Talk to us about the Curvy, Curly, Conscious (CCC) movement, and how did it start?
Shelah Marie: It started pretty organically. I was beginning to share my story with depression and anxiety on-line, along with starting to talk about my body acceptance and loving oneself. I then started identifying it with the hashtag #CurvynCurly. During that time, I was also getting to know Aisha, and I was literally a fan of Aisha’s work. (laughs) So when we became friends, I told her it would be cool if we did something for these women whom we were constantly connecting with on-line. At that time, Aisha also had the hashtag #CurlsCurve&Consciousness, and that’s how it came along.
Another major reason why we started CCC is because women of color tend to suffer from this superwoman syndrome in a very particular way. Women of color are seen as being strong, which included their body appearances too. At the end of the day, this tells us that we should be strong and fearless everyday, but when we aren’t, we automatically think we’re weak or something’s wrong with us. So to me Curvy, Curly, Conscious is a safe space.
Aisha Thalia: This has been Shelah’s baby.

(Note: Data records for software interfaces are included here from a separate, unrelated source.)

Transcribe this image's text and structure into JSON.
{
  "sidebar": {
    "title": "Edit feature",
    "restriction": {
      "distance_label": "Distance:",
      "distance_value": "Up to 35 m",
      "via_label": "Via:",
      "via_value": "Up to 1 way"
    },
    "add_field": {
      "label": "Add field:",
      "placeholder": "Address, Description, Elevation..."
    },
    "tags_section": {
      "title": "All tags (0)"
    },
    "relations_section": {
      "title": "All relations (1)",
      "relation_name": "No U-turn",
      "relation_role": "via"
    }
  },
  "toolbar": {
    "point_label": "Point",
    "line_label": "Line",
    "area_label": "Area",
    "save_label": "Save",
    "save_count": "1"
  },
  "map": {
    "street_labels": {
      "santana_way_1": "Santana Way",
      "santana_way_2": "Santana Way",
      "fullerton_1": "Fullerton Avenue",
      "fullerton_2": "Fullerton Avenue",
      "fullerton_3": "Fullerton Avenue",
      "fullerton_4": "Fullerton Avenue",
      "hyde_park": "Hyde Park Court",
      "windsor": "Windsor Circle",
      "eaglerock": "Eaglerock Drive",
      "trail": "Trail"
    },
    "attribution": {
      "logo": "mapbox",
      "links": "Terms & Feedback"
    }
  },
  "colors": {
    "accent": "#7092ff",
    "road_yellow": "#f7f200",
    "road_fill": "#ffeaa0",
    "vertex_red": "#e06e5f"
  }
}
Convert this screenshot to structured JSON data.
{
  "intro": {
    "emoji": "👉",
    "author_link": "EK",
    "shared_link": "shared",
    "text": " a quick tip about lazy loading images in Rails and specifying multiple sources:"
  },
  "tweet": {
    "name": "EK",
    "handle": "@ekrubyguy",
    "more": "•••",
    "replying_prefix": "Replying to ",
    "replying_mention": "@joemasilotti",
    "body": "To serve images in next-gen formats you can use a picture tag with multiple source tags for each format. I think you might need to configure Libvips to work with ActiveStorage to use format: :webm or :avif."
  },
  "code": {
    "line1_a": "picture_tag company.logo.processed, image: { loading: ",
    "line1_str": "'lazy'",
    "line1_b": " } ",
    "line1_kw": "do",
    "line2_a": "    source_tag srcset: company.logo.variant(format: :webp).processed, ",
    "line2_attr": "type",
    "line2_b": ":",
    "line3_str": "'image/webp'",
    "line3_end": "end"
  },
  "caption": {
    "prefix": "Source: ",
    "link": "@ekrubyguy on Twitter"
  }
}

I’ve literally just come in to help with the panels and whatnot. It’s been her, the website, and everything that’s come down with it.
When someone attends one of your (CCC) events, what can they expect from it?
Shelah Marie: They can expect a group of women who are looking to grow in a fun and light way. You can expect to have a dope panel discussion that are engaging and will give you tools, tips, and techniques for a healthier, happy life.
Aisha Thalia: We also found out that based off last year’s events it was some of these ladies first time doing meditation and yoga.
Since creating the CCC movement, what has been one of the most defining or fulfilling moment for both of you?
Shelah Marie: Something that’s inspiring and keeps me going is the impact that we’re making. Even thought we’re a small team, I get messages and emails from women thanking us for what we’ve done in their lives or how meditation has changed them. Also, hearing first hand accounts of how our movement is helping women become more confident and self aware, while embracing the characteristics that make them unique.
Aisha Thalia: For me, I think it’s the trust that people have in us. You know… They put a trust in you with their secrets and when they open up. Not only that, but I think way before our platforms (as individuals) the fact that we put ourselves as listeners and to be a sounding voice for others struggles. That to me is the most fulfilling part.